[Component data from apps and pages]
########

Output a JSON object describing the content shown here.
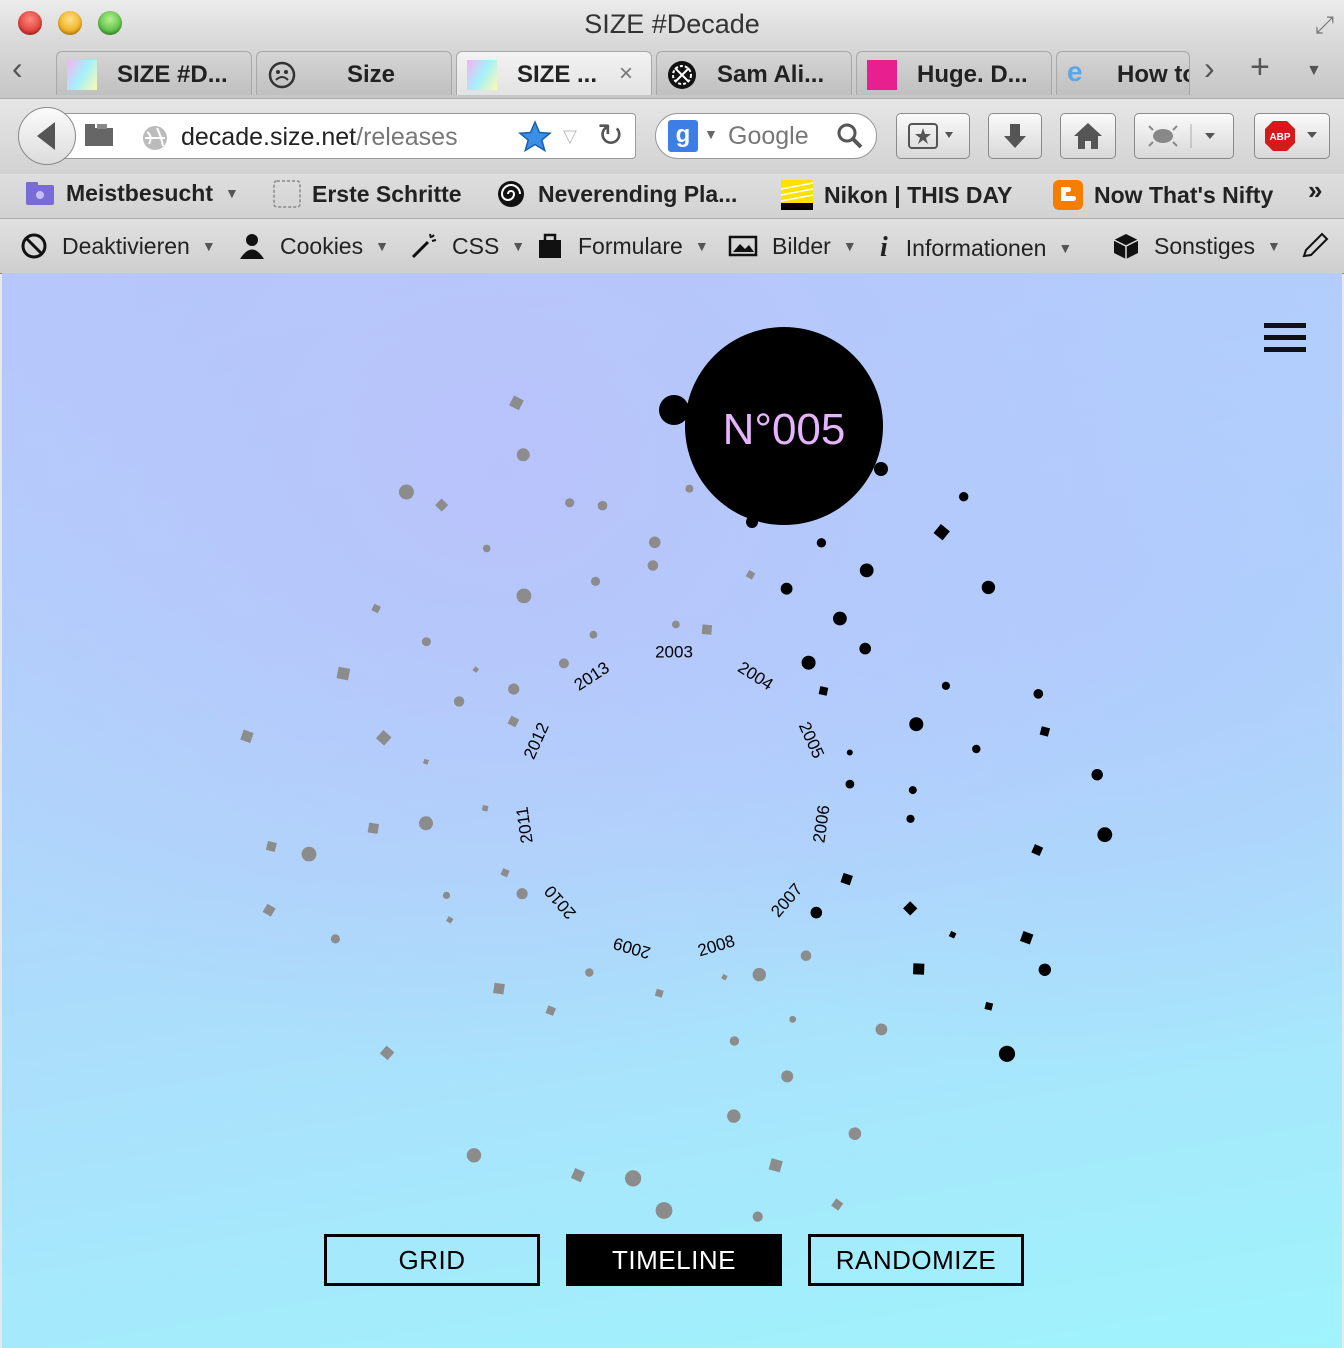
{
  "window": {
    "title": "SIZE #Decade"
  },
  "tabs": [
    {
      "label": "SIZE #D...",
      "icon": "size-gradient-icon",
      "active": false
    },
    {
      "label": "Size",
      "icon": "size-logo-icon",
      "active": false
    },
    {
      "label": "SIZE ...",
      "icon": "size-gradient-icon",
      "active": true,
      "close": "×"
    },
    {
      "label": "Sam Ali...",
      "icon": "sam-ali-icon",
      "active": false
    },
    {
      "label": "Huge. D...",
      "icon": "huge-icon",
      "active": false
    },
    {
      "label": "How to",
      "icon": "how-to-icon",
      "active": false
    }
  ],
  "navbar": {
    "url_domain": "decade.size.net",
    "url_path": "/releases",
    "search_placeholder": "Google"
  },
  "bookmarks": [
    {
      "label": "Meistbesucht",
      "icon": "folder-icon"
    },
    {
      "label": "Erste Schritte",
      "icon": "dashed-page-icon"
    },
    {
      "label": "Neverending Pla...",
      "icon": "spiral-icon"
    },
    {
      "label": "Nikon | THIS DAY",
      "icon": "nikon-icon"
    },
    {
      "label": "Now That's Nifty",
      "icon": "blogger-icon"
    }
  ],
  "webdev": [
    {
      "label": "Deaktivieren",
      "icon": "prohibit-icon"
    },
    {
      "label": "Cookies",
      "icon": "person-icon"
    },
    {
      "label": "CSS",
      "icon": "wand-icon"
    },
    {
      "label": "Formulare",
      "icon": "briefcase-icon"
    },
    {
      "label": "Bilder",
      "icon": "image-icon"
    },
    {
      "label": "Informationen",
      "icon": "info-icon"
    },
    {
      "label": "Sonstiges",
      "icon": "cube-icon"
    }
  ],
  "timeline": {
    "selected_release": "N°005",
    "years": [
      "2003",
      "2004",
      "2005",
      "2006",
      "2007",
      "2008",
      "2009",
      "2010",
      "2011",
      "2012",
      "2013"
    ],
    "active_color": "#000000",
    "inactive_color": "#8c8c8c"
  },
  "view_buttons": [
    {
      "label": "GRID",
      "active": false
    },
    {
      "label": "TIMELINE",
      "active": true
    },
    {
      "label": "RANDOMIZE",
      "active": false
    }
  ],
  "colors": {
    "bg_top": "#b6c8fb",
    "bg_bottom": "#9ff4fc",
    "release_label": "#e6b3ff"
  }
}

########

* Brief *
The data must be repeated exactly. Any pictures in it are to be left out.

* Expected answer *
Output a JSON object describing the content shown here.
{
  "window": {
    "title": "SIZE #Decade"
  },
  "tabs": [
    {
      "label": "SIZE #D...",
      "icon": "size-gradient-icon",
      "active": false
    },
    {
      "label": "Size",
      "icon": "size-logo-icon",
      "active": false
    },
    {
      "label": "SIZE ...",
      "icon": "size-gradient-icon",
      "active": true,
      "close": "×"
    },
    {
      "label": "Sam Ali...",
      "icon": "sam-ali-icon",
      "active": false
    },
    {
      "label": "Huge. D...",
      "icon": "huge-icon",
      "active": false
    },
    {
      "label": "How to",
      "icon": "how-to-icon",
      "active": false
    }
  ],
  "navbar": {
    "url_domain": "decade.size.net",
    "url_path": "/releases",
    "search_placeholder": "Google"
  },
  "bookmarks": [
    {
      "label": "Meistbesucht",
      "icon": "folder-icon"
    },
    {
      "label": "Erste Schritte",
      "icon": "dashed-page-icon"
    },
    {
      "label": "Neverending Pla...",
      "icon": "spiral-icon"
    },
    {
      "label": "Nikon | THIS DAY",
      "icon": "nikon-icon"
    },
    {
      "label": "Now That's Nifty",
      "icon": "blogger-icon"
    }
  ],
  "webdev": [
    {
      "label": "Deaktivieren",
      "icon": "prohibit-icon"
    },
    {
      "label": "Cookies",
      "icon": "person-icon"
    },
    {
      "label": "CSS",
      "icon": "wand-icon"
    },
    {
      "label": "Formulare",
      "icon": "briefcase-icon"
    },
    {
      "label": "Bilder",
      "icon": "image-icon"
    },
    {
      "label": "Informationen",
      "icon": "info-icon"
    },
    {
      "label": "Sonstiges",
      "icon": "cube-icon"
    }
  ],
  "timeline": {
    "selected_release": "N°005",
    "years": [
      "2003",
      "2004",
      "2005",
      "2006",
      "2007",
      "2008",
      "2009",
      "2010",
      "2011",
      "2012",
      "2013"
    ],
    "active_color": "#000000",
    "inactive_color": "#8c8c8c"
  },
  "view_buttons": [
    {
      "label": "GRID",
      "active": false
    },
    {
      "label": "TIMELINE",
      "active": true
    },
    {
      "label": "RANDOMIZE",
      "active": false
    }
  ],
  "colors": {
    "bg_top": "#b6c8fb",
    "bg_bottom": "#9ff4fc",
    "release_label": "#e6b3ff"
  }
}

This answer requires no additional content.